(Interface dataset entries)

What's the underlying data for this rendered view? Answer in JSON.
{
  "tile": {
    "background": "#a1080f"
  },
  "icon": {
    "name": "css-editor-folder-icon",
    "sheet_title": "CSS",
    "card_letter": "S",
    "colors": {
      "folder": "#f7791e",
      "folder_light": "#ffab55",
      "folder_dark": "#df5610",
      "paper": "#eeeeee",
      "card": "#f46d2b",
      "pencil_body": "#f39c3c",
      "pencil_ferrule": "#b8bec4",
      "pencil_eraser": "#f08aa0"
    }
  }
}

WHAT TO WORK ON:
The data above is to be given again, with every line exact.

EXERCISE OUTPUT:
What's the underlying data for this rendered view? Answer in JSON.
{
  "tile": {
    "background": "#a1080f"
  },
  "icon": {
    "name": "css-editor-folder-icon",
    "sheet_title": "CSS",
    "card_letter": "S",
    "colors": {
      "folder": "#f7791e",
      "folder_light": "#ffab55",
      "folder_dark": "#df5610",
      "paper": "#eeeeee",
      "card": "#f46d2b",
      "pencil_body": "#f39c3c",
      "pencil_ferrule": "#b8bec4",
      "pencil_eraser": "#f08aa0"
    }
  }
}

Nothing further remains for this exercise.